(Web page and app entries)
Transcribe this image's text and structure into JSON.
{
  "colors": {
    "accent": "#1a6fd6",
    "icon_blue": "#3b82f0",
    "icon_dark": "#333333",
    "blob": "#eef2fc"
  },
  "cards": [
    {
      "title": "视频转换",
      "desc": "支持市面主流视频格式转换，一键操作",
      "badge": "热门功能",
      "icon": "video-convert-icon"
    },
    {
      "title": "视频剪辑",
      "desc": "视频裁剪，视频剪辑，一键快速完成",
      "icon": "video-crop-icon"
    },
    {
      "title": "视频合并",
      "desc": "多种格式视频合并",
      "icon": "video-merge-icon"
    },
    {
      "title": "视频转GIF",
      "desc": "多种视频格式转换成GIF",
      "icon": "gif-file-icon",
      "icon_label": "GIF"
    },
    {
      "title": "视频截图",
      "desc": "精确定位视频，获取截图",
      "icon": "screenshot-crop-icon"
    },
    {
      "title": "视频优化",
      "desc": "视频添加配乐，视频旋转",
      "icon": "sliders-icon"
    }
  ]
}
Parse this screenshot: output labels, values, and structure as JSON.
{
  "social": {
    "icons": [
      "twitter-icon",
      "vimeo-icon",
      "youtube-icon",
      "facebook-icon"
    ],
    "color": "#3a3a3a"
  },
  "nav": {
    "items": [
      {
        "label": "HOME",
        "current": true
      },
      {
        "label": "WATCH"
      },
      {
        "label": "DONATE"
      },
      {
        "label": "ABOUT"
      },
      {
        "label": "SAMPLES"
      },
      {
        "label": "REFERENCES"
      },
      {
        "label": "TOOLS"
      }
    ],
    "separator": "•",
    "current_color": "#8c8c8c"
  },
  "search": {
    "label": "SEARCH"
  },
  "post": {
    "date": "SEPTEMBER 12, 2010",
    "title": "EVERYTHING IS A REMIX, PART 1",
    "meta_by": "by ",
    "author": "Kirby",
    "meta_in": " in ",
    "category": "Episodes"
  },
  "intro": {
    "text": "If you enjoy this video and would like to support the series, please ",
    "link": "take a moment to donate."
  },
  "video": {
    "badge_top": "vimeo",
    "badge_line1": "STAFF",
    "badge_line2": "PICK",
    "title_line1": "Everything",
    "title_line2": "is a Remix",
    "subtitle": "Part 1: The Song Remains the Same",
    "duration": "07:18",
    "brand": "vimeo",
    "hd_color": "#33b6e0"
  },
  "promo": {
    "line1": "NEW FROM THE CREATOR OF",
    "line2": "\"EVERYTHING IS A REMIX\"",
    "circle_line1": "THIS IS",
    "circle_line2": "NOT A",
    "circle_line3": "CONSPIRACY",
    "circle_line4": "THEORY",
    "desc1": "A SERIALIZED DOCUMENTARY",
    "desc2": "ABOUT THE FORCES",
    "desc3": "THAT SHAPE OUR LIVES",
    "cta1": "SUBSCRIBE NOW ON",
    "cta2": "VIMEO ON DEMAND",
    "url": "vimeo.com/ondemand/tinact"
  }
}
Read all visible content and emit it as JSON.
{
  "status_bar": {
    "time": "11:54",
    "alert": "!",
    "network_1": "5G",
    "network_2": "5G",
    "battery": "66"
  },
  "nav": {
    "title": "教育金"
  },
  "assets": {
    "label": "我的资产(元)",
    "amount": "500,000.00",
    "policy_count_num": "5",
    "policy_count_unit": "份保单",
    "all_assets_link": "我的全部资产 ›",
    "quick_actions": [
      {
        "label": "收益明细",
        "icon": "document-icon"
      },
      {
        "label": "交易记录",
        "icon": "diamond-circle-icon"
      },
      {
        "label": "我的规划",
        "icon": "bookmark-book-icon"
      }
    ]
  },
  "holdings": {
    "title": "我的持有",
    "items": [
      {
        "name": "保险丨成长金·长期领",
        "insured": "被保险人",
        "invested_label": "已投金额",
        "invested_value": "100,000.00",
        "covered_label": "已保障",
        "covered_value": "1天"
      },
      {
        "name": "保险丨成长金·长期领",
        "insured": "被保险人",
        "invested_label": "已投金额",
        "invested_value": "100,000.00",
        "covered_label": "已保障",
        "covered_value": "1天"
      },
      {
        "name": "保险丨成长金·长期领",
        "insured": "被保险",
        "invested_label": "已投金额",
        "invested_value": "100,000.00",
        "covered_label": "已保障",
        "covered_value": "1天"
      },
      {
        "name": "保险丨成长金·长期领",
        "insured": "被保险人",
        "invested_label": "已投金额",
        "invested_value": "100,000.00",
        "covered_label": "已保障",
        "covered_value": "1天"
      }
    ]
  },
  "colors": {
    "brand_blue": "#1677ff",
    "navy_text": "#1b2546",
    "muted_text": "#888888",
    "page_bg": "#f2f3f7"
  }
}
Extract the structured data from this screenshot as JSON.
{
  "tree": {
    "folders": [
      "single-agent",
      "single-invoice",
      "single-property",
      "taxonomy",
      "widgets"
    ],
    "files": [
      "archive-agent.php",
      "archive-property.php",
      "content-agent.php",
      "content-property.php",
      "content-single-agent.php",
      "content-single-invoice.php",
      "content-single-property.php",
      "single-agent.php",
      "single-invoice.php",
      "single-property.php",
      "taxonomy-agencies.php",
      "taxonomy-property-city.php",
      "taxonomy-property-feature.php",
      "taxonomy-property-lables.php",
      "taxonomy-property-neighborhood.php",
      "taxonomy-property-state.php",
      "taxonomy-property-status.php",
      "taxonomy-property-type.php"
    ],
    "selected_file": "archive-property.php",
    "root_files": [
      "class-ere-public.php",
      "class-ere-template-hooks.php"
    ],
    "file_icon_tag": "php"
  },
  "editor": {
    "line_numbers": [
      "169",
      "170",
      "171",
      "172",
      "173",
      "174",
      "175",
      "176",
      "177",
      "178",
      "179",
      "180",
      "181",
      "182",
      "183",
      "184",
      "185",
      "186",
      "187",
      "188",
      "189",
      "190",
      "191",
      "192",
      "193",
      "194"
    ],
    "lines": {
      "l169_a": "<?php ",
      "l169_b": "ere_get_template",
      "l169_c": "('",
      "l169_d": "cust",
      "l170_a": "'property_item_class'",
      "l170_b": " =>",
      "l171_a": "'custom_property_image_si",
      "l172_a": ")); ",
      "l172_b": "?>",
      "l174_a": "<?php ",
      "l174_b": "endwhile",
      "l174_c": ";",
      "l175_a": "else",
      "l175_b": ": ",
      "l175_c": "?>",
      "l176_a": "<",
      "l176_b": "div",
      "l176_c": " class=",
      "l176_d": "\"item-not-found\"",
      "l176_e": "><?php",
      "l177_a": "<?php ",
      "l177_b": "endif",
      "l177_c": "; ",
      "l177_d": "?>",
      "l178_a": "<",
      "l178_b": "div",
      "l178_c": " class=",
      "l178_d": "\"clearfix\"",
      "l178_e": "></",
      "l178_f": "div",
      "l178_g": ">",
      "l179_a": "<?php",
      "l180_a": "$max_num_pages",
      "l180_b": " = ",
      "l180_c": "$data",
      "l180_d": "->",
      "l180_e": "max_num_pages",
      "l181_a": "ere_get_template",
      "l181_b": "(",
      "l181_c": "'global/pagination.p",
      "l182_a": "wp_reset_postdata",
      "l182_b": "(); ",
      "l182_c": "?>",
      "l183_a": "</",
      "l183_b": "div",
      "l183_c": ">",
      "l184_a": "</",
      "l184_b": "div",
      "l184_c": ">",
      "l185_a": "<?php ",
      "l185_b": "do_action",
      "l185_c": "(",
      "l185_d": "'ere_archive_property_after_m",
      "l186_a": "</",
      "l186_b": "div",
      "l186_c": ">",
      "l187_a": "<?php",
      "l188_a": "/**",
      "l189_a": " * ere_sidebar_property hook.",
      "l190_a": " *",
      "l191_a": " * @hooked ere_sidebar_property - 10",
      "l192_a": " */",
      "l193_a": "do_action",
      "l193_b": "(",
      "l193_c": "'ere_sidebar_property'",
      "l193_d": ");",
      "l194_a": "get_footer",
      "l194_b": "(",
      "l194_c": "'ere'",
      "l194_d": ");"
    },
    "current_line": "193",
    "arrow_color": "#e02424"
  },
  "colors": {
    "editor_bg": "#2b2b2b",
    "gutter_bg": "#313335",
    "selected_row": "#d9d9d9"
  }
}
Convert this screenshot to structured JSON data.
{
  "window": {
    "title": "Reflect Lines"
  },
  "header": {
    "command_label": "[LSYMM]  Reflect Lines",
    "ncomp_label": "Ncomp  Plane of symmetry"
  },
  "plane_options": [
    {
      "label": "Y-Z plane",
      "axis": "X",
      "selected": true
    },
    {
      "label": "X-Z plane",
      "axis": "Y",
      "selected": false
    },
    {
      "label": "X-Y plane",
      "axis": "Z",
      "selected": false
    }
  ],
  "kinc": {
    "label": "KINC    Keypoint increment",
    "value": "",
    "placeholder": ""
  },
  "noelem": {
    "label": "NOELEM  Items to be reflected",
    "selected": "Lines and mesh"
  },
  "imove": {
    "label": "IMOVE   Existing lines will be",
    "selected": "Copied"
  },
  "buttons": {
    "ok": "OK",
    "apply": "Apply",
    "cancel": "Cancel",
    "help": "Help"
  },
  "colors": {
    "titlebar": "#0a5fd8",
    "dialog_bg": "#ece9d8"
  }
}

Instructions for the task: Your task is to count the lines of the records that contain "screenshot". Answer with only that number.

Your solution: 4